Because we followed “Money Says,” and surrendered our logical faculties to an assumption that something outside of this world can somehow determine absolutely how we should organize it (money is an abstraction, thus not actually present in our world), we blew it – or rather, we traded a glorious future for a miserable slow end. As global warming, global pollution, overpopulation, religious and class warfare, and waning energy supplies converge on us, the world is going to change. We will no longer have the abundant resources which empower a “Money Says” point of view, and there will no longer be the presumption that human life is sacred, since we will all have seen the excess produced by being afraid to kill the stupid. And what will result is killing of a brutality unmatched in history.

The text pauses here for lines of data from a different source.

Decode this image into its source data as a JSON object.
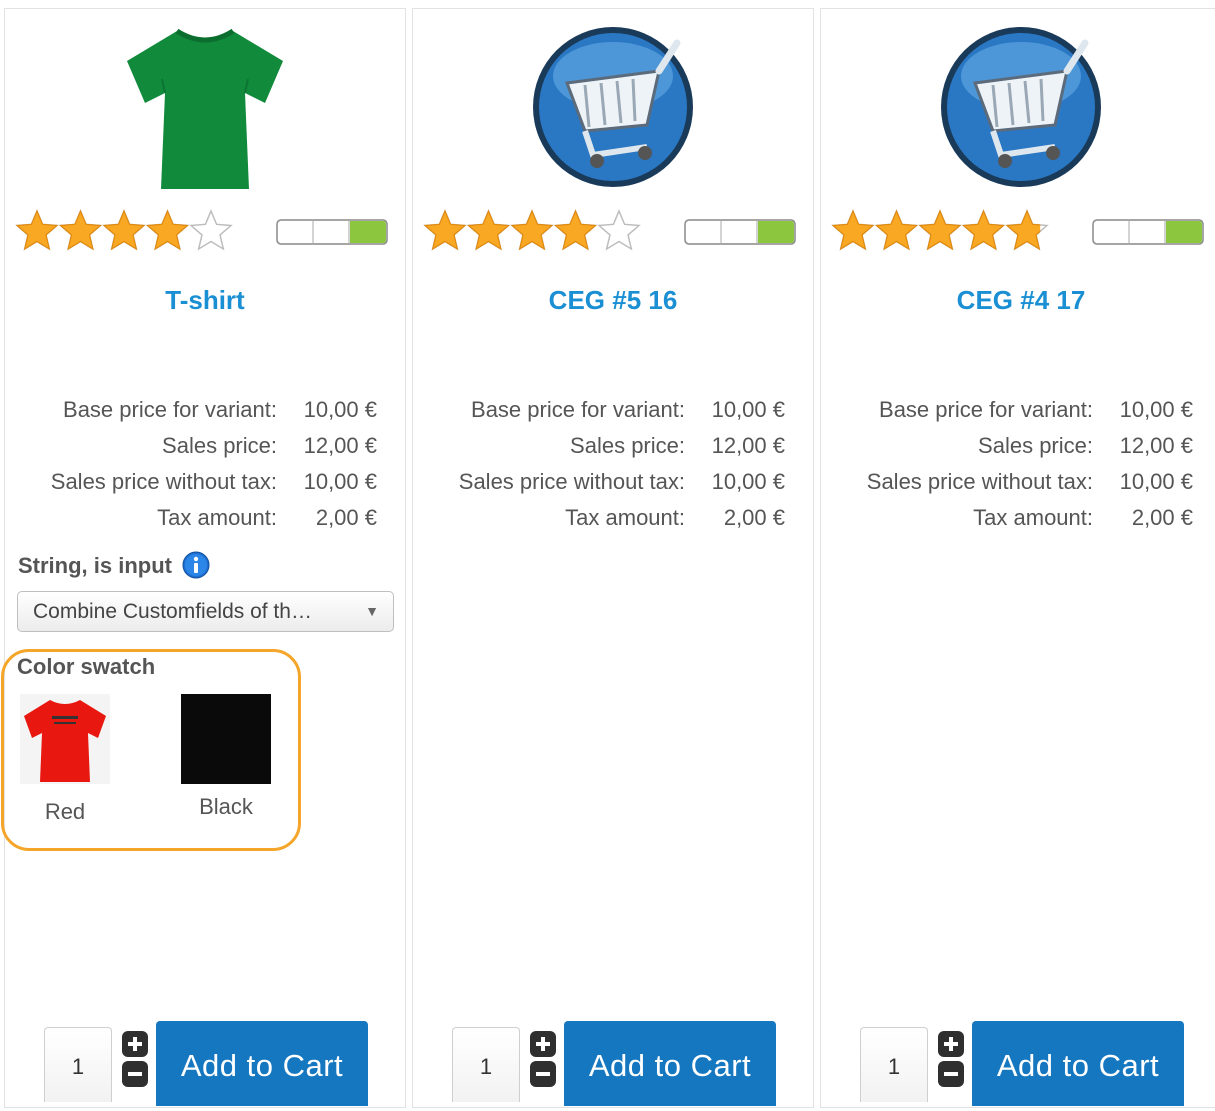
{
  "colors": {
    "title": "#1a8fd3",
    "button": "#1577c0",
    "highlight": "#f5a52a",
    "star": "#f9a823",
    "stock_level": "#8cc63f"
  },
  "products": [
    {
      "image_icon": "green-tshirt-image",
      "title": "T-shirt",
      "rating": 4,
      "rating_max": 5,
      "stock_level_segments": 1,
      "prices": [
        {
          "label": "Base price for variant:",
          "value": "10,00 €"
        },
        {
          "label": "Sales price:",
          "value": "12,00 €"
        },
        {
          "label": "Sales price without tax:",
          "value": "10,00 €"
        },
        {
          "label": "Tax amount:",
          "value": "2,00 €"
        }
      ],
      "custom_field_label": "String, is input",
      "dropdown_value": "Combine Customfields of th…",
      "swatch_label": "Color swatch",
      "swatches": [
        {
          "label": "Red",
          "color": "#e8170f"
        },
        {
          "label": "Black",
          "color": "#0a0a0a"
        }
      ],
      "quantity": "1",
      "cart_label": "Add to Cart"
    },
    {
      "image_icon": "shopping-cart-image",
      "title": "CEG #5 16",
      "rating": 4,
      "rating_max": 5,
      "stock_level_segments": 1,
      "prices": [
        {
          "label": "Base price for variant:",
          "value": "10,00 €"
        },
        {
          "label": "Sales price:",
          "value": "12,00 €"
        },
        {
          "label": "Sales price without tax:",
          "value": "10,00 €"
        },
        {
          "label": "Tax amount:",
          "value": "2,00 €"
        }
      ],
      "quantity": "1",
      "cart_label": "Add to Cart"
    },
    {
      "image_icon": "shopping-cart-image",
      "title": "CEG #4 17",
      "rating": 4.8,
      "rating_max": 5,
      "stock_level_segments": 1,
      "prices": [
        {
          "label": "Base price for variant:",
          "value": "10,00 €"
        },
        {
          "label": "Sales price:",
          "value": "12,00 €"
        },
        {
          "label": "Sales price without tax:",
          "value": "10,00 €"
        },
        {
          "label": "Tax amount:",
          "value": "2,00 €"
        }
      ],
      "quantity": "1",
      "cart_label": "Add to Cart"
    }
  ]
}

You weep for the six million Jews allegedly lost in Europe during WWII? Cough, cough… you’re going to be looking at six billion dead in the next round, as all the civilizations we have carefully built collapse in on themselves. This is nature’s way of cleaning up. That which is illogical grows fat in summer, but in winter, the herd is thinned. That is what you will soon be witnessing; it may take anywhere between five to fifty years, but yes, it is coming. You can no longer hide in the comfortable oblivion of an absolute such as that projected by a society based on “Money Says.”

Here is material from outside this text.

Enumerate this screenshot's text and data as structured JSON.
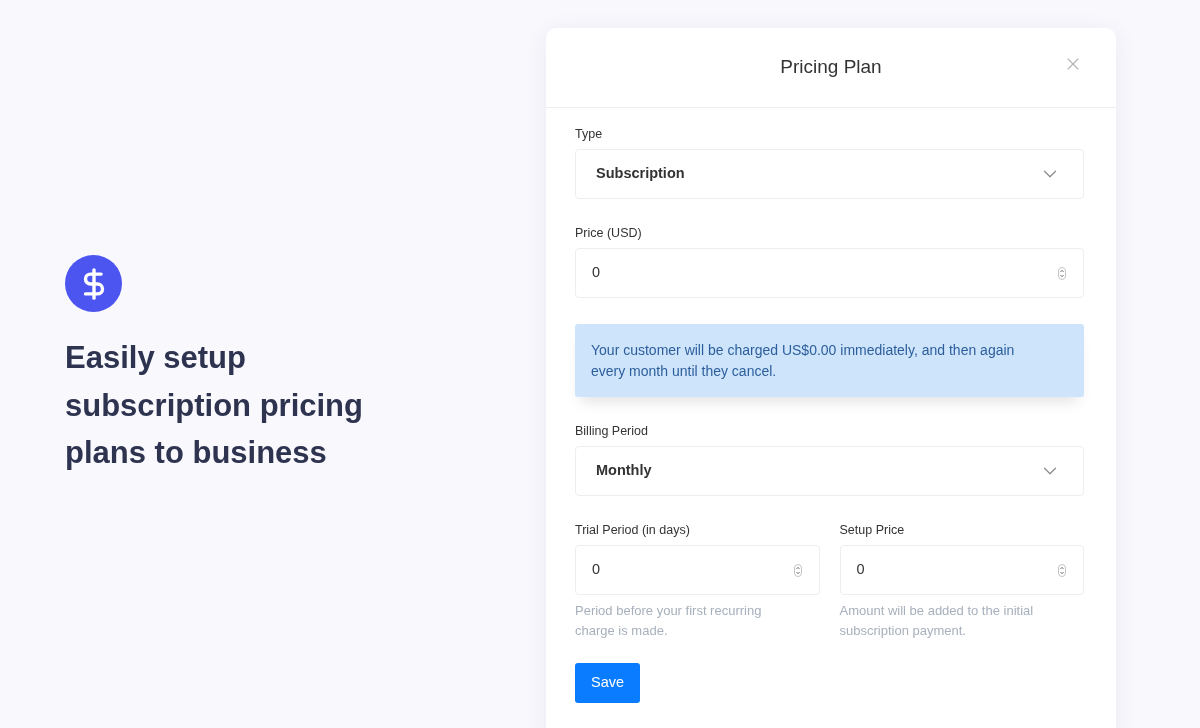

Many of us who were not fully deluded by the propaganda – our society is the best, ever! the most enlightened! praise multiculturalism and corporate money and jesus! – have seen this on the horizon for some time, and we are preparing in ways that the rest of you cannot comprehend. When things collapse, we will quickly move toward a new type of order, in which no single absolute assessment determines a situation. Most likely, we will get our slaughter on in degrees you will find appalling, with millions upon millions of men, women and children extinguished for being of lumpenproletariat heritage. The smarter ones will be able to identify each other, and will spare those, of course; we want allies. But for all the people who are products of this “Money Says” society, there will no longer be a use, and their very presence, daily consuming resources and producing waste, will be a threat to the new order, which is one in which natural health is more important than money or popularity. Thus people like me will spend our days in dual states: building with love, and killing with love, as we’re going to eliminate the rest of you and have a blast doing it. Where “Money Says” ruled, illogicality followed and produced a degenerate form of the human race. That’s about to be erased, and the order of the future, unlike “Money Says,” will rest entirely within the logic of this world and will bypass these false absolutes.